(Data about app and page elements)

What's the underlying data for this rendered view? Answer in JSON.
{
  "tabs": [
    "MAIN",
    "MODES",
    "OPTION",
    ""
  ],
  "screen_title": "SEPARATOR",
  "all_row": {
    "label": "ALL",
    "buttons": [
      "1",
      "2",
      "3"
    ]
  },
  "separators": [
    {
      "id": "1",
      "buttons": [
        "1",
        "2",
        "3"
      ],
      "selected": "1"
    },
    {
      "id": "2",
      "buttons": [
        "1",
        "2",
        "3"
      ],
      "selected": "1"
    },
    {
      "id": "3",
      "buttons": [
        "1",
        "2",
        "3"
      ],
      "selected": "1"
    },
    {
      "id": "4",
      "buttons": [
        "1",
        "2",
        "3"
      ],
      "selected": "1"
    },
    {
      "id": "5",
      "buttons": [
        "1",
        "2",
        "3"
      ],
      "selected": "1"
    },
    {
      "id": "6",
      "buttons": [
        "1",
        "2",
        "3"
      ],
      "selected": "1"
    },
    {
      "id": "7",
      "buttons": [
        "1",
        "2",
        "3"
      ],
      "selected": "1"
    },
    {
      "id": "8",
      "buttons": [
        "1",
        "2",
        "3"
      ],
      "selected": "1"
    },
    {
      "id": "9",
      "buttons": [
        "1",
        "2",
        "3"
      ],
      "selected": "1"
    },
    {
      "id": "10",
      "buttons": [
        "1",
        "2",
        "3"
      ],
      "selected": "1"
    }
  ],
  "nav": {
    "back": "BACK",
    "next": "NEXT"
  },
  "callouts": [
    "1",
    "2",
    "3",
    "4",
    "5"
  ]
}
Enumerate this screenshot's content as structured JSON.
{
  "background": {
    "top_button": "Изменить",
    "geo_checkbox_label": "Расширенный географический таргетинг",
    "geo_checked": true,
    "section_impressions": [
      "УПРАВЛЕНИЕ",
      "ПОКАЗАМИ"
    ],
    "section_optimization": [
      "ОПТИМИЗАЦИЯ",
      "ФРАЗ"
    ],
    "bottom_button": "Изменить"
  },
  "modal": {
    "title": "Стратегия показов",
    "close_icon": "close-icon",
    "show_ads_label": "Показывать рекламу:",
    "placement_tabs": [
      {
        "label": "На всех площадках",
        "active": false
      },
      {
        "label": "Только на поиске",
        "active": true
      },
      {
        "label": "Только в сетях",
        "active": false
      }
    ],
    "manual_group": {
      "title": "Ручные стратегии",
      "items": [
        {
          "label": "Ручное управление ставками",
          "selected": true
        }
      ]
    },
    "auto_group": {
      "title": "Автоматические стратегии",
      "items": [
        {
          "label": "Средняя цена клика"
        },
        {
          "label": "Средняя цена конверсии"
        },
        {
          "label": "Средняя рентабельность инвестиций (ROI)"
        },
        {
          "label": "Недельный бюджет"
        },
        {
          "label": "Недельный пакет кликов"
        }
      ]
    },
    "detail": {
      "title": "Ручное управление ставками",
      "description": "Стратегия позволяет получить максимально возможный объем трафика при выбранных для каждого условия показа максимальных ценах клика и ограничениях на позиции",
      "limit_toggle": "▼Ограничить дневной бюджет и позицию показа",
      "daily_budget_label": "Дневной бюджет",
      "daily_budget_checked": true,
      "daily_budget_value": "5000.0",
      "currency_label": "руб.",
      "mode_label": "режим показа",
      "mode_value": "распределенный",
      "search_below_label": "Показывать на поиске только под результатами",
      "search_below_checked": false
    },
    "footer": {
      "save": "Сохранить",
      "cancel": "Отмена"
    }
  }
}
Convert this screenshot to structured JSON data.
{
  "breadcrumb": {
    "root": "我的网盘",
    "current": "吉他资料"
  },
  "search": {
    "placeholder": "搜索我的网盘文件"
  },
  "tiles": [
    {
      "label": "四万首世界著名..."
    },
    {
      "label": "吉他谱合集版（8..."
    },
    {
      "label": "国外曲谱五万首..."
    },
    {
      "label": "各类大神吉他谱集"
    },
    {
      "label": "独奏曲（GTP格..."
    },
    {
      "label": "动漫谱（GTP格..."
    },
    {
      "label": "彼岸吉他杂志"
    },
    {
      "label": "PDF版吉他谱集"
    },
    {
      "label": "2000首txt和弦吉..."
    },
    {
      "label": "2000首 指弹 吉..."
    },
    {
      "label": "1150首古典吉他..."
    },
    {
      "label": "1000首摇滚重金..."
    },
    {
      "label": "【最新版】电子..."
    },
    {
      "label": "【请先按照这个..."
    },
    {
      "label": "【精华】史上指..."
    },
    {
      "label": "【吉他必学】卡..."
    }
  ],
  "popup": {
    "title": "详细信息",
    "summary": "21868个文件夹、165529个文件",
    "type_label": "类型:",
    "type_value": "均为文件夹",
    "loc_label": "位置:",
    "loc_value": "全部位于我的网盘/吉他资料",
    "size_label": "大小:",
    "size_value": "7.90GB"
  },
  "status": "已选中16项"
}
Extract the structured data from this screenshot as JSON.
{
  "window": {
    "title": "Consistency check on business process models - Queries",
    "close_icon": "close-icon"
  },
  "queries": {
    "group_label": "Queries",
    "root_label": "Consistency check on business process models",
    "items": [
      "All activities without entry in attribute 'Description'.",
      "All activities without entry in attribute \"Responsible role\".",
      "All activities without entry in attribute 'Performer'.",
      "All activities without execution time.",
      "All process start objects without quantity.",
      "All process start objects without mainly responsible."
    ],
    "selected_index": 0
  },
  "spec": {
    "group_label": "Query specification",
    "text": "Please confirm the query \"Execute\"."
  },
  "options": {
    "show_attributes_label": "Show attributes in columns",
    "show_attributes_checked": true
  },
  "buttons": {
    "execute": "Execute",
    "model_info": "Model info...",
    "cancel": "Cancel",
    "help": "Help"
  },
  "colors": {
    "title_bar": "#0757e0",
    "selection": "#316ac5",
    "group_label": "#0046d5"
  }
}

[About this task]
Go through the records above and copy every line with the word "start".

[Result]
      "All process start objects without quantity.",
      "All process start objects without mainly responsible."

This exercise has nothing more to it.